Have more realistic outlook
I REFER to the report headlined, 'Thwarted graduates forced to go abroad', which appeared in the South China Morning Post, on July 18.
I don't think that the report reflected the full picture as regards the 'unemployment situation'.
I don't think sending 20 applications without receiving any job offer is very unusual for most fresh graduates, as these graduates have virtually no work-related experience; 20 letters is not a big deal.
This also happens when there is a boom economy. Moreover, the number of application letters sent is meaningless simply seen in isolation.

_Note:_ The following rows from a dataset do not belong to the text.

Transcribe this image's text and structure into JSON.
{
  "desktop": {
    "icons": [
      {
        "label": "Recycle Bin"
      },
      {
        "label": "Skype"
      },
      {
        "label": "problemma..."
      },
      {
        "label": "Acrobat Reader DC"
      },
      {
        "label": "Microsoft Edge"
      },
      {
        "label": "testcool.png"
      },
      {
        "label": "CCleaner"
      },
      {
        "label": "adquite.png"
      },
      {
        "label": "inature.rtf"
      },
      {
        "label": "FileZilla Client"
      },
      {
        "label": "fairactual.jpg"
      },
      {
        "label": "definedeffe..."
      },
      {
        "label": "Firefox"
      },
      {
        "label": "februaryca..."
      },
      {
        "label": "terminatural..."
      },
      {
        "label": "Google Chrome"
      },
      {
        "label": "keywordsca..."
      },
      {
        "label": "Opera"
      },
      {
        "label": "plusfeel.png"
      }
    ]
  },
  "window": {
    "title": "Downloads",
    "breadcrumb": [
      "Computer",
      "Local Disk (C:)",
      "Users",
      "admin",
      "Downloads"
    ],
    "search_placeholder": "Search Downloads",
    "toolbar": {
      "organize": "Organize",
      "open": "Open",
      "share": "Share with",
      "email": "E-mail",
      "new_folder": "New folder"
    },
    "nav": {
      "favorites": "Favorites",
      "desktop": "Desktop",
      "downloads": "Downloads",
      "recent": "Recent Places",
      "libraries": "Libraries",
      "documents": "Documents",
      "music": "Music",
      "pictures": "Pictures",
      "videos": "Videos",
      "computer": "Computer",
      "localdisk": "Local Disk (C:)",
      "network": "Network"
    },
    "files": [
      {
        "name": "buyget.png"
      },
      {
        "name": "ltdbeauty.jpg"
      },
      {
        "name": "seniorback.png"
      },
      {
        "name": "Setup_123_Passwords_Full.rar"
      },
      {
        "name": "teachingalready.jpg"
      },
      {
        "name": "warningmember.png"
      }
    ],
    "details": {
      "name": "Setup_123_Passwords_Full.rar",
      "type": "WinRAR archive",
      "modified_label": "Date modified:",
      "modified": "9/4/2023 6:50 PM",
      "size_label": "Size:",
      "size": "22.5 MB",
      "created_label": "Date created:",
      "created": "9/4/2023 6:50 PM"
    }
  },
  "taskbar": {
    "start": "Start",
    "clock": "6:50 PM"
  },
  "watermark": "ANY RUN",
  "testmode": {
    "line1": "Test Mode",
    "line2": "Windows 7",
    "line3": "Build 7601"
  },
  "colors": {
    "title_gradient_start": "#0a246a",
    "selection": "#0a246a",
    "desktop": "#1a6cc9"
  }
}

It would have been more sensible for the graduate in question, Mr Daniel Chow Kai-nam, to have a more sensible evaluation of himself and his job-hunting techniques, before blaming the economy for his inability to get a job.
In 1991, I graduated from university.
To the best of my knowledge, many of my fellow graduates are already employed.
Getting the first job is always difficult, but it will be more difficult, if one is too choosy about things like remuneration and job satisfaction, when you are at the very beginning of your career.
AMY LAU New Territories